May 25,



What are sealants?

Sealants are thin, plastic coatings which are painted on the chewing surfaces of the back teeth.

Sealants are applied in dental offices and clinics, and even sometimes in schools. Putting sealants on teeth is simple and painless: they are painted on as a liquid and quickly hardened with a special light to form a protective shield over the tooth.

Why should I get sealants?

The most important reason for getting sealants is to avoid tooth decay.

Sealants cover the chewing surfaces of the back teeth and keep out germs and food. Fluoride in toothpaste, and in Peterborough City drinking water protects the smooth surfaces of teeth but back teeth need extra protection.

Having sealants applied to teeth helps avoid decay and also saves discomfort, time, and money in the long run by avoiding fillings and crowns used to fix decayed teeth.

What causes tooth decay?

Germs in the mouth use the sugar in food to make acids. Over time, the acids can form a cavity (decay). The top surfaces of back teeth are rough and uneven because they have small pits and fissures (small ridges) to help us chew our food. Food and germs can get stuck in these pits and fissures, and if the tooth is not cleaned completely and regularly – can cause the tooth surface to decay.

Who should get sealants?

Children should get sealants on their permanent molars to protect their teeth from dental decay. The first permanent molars come in between the ages of 5 and 7.

The second permanent molars come in when a child is between 11 and 14 years old.

Teenagers and young adults who are prone to decay may also benefit from sealants.

How long do dental sealants last?

Most sealants last for several years under the normal wear and tear of chewing. However, certain behaviours, like chewing ice, may cause sealants to wear down more quickly.

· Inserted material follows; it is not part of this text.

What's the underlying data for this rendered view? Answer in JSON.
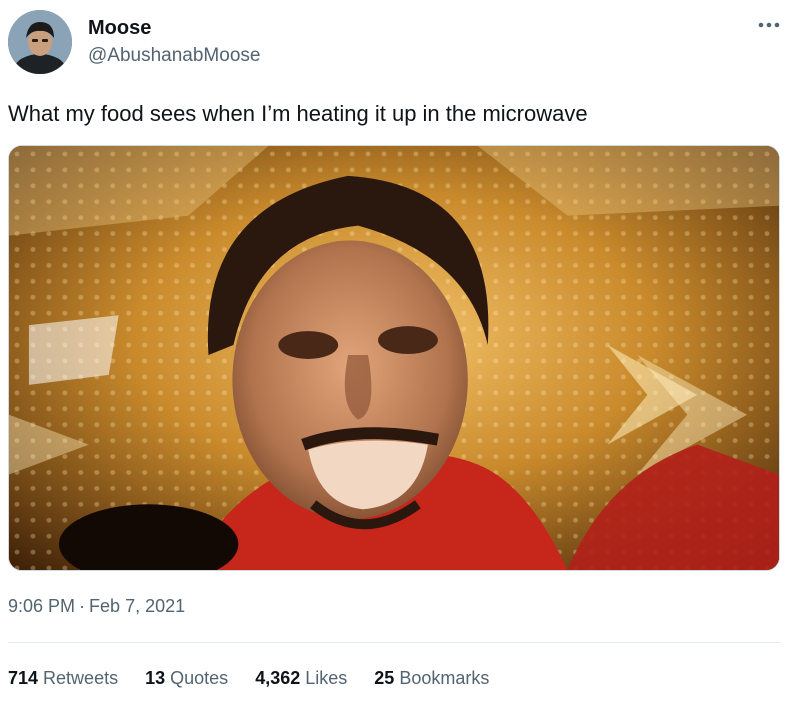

Your dental hygienist or dentist will look at sealants as part of normal check ups and will repair the protective coating
as needed.

Besides sealants, are there ways to prevent tooth decay?

Yes. Using fluoride toothpaste and drinking fluoridated water can help protect teeth from decay.

If your water is not fluoridated, or if your children’s teeth need more fluoride to stay healthy, please speak to your dentist or health care provider.

Sealants and fluoride together can prevent almost all tooth decay.


Last modified on Feb 09, 2017